AIM OF THE EXERCISE
The required output is the line that contains "What's the underlying" and every line after it, each written out exactly, up to the end of the entries.

INFORMATION SHOWN
------------------------------------------------

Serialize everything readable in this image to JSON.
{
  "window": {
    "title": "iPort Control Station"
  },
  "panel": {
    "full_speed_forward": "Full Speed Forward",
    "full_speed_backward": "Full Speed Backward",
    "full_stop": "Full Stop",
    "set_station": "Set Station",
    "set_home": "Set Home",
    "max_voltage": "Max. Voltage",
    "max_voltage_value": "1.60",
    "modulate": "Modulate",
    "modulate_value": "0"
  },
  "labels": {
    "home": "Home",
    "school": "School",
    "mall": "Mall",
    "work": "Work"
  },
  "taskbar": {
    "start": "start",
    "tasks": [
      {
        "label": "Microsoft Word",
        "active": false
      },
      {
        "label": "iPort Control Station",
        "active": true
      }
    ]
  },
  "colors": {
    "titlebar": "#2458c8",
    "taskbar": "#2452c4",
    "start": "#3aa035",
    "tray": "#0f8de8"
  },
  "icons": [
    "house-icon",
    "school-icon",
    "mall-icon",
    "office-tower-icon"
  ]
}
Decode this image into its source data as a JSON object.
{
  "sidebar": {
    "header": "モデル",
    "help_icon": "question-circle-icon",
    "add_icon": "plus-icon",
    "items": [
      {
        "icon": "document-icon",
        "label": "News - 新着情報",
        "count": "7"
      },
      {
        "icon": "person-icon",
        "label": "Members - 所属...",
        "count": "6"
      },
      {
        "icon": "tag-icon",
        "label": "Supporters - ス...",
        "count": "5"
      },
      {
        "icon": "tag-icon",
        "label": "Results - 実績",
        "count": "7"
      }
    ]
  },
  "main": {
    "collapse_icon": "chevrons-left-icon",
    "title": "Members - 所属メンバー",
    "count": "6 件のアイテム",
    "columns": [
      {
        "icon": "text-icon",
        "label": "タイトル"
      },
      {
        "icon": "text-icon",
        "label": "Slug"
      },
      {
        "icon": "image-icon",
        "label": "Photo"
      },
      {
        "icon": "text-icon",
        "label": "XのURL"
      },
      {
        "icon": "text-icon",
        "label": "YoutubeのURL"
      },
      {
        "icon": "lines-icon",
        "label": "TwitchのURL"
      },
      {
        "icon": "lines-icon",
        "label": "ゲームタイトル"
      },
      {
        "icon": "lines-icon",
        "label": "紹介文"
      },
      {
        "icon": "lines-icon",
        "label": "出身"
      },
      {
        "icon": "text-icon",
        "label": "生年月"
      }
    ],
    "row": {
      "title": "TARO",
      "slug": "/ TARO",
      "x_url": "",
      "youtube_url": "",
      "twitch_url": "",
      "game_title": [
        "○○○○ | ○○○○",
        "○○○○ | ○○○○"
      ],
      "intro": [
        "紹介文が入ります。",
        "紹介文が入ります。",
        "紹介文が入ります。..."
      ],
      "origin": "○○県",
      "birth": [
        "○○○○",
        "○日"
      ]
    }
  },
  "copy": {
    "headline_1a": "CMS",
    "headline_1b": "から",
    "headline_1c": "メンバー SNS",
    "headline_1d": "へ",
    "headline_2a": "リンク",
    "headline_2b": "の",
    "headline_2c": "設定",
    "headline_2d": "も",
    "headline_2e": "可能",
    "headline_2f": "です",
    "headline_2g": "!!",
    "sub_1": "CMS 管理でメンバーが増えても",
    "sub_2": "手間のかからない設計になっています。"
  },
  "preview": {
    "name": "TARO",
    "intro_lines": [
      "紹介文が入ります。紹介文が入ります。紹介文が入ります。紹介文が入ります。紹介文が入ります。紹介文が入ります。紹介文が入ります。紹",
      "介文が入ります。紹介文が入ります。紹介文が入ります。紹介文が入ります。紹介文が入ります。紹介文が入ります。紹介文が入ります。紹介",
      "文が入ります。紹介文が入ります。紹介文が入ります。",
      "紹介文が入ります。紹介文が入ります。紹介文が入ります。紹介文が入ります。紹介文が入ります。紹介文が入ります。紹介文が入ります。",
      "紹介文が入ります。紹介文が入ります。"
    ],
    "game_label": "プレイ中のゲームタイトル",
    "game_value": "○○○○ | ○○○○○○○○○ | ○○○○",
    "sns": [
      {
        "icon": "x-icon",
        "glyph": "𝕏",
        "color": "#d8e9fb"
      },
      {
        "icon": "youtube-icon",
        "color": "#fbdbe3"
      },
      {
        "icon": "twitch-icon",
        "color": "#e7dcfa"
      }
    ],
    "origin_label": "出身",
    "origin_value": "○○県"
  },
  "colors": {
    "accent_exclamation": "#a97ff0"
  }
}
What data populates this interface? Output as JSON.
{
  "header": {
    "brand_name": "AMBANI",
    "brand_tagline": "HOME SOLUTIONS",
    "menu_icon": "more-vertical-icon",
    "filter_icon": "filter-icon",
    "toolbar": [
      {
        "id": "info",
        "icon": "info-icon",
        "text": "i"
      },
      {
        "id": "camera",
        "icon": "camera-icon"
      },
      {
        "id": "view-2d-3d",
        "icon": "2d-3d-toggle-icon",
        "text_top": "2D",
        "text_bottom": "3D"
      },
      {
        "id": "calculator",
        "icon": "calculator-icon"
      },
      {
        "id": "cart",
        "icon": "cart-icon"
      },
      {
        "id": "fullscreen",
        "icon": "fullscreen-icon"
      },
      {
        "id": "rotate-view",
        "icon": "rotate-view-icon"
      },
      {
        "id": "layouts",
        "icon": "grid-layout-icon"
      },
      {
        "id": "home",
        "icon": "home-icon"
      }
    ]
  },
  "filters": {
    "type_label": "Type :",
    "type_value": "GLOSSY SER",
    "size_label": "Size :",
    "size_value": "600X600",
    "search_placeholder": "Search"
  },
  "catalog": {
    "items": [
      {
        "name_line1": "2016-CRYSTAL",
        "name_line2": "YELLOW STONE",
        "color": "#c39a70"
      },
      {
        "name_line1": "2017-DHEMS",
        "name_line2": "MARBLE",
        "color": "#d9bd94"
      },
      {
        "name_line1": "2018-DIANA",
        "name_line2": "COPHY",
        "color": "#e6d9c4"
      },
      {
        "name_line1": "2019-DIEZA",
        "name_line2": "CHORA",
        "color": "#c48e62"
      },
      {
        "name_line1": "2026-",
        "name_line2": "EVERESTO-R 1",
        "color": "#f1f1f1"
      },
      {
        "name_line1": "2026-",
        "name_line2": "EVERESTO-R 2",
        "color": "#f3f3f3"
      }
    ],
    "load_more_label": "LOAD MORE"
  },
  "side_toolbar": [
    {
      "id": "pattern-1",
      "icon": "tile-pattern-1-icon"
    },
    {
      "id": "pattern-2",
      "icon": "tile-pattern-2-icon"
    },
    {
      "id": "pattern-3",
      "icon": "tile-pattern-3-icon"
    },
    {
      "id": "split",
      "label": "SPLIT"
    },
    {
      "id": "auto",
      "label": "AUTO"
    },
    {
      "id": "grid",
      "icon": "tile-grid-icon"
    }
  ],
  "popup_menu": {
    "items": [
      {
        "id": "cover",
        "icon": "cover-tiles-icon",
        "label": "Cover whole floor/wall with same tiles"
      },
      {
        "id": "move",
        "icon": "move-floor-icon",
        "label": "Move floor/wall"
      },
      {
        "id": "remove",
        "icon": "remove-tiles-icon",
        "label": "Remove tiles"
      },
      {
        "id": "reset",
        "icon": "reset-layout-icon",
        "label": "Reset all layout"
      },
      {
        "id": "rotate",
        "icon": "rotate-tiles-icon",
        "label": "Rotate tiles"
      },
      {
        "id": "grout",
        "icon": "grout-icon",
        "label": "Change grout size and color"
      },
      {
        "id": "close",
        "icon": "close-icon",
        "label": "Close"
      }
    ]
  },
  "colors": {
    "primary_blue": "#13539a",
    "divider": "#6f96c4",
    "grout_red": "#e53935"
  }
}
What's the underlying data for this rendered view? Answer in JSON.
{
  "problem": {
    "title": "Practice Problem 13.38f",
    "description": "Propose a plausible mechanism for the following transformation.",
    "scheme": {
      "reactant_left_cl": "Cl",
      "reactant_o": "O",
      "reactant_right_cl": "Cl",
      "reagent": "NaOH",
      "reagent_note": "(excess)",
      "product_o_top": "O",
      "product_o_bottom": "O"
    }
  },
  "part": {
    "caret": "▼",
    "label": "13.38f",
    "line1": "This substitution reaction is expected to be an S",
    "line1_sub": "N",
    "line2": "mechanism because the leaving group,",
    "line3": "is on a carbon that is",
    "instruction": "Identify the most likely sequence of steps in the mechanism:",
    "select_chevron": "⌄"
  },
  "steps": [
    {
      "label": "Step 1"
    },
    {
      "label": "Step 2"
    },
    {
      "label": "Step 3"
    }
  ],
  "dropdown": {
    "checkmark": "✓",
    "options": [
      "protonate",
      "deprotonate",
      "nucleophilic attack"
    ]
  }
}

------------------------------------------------

SOLUTION FOR THIS PROBLEM
What's the underlying data for this rendered view? Answer in JSON.
{
  "problem": {
    "title": "Practice Problem 13.38f",
    "description": "Propose a plausible mechanism for the following transformation.",
    "scheme": {
      "reactant_left_cl": "Cl",
      "reactant_o": "O",
      "reactant_right_cl": "Cl",
      "reagent": "NaOH",
      "reagent_note": "(excess)",
      "product_o_top": "O",
      "product_o_bottom": "O"
    }
  },
  "part": {
    "caret": "▼",
    "label": "13.38f",
    "line1": "This substitution reaction is expected to be an S",
    "line1_sub": "N",
    "line2": "mechanism because the leaving group,",
    "line3": "is on a carbon that is",
    "instruction": "Identify the most likely sequence of steps in the mechanism:",
    "select_chevron": "⌄"
  },
  "steps": [
    {
      "label": "Step 1"
    },
    {
      "label": "Step 2"
    },
    {
      "label": "Step 3"
    }
  ],
  "dropdown": {
    "checkmark": "✓",
    "options": [
      "protonate",
      "deprotonate",
      "nucleophilic attack"
    ]
  }
}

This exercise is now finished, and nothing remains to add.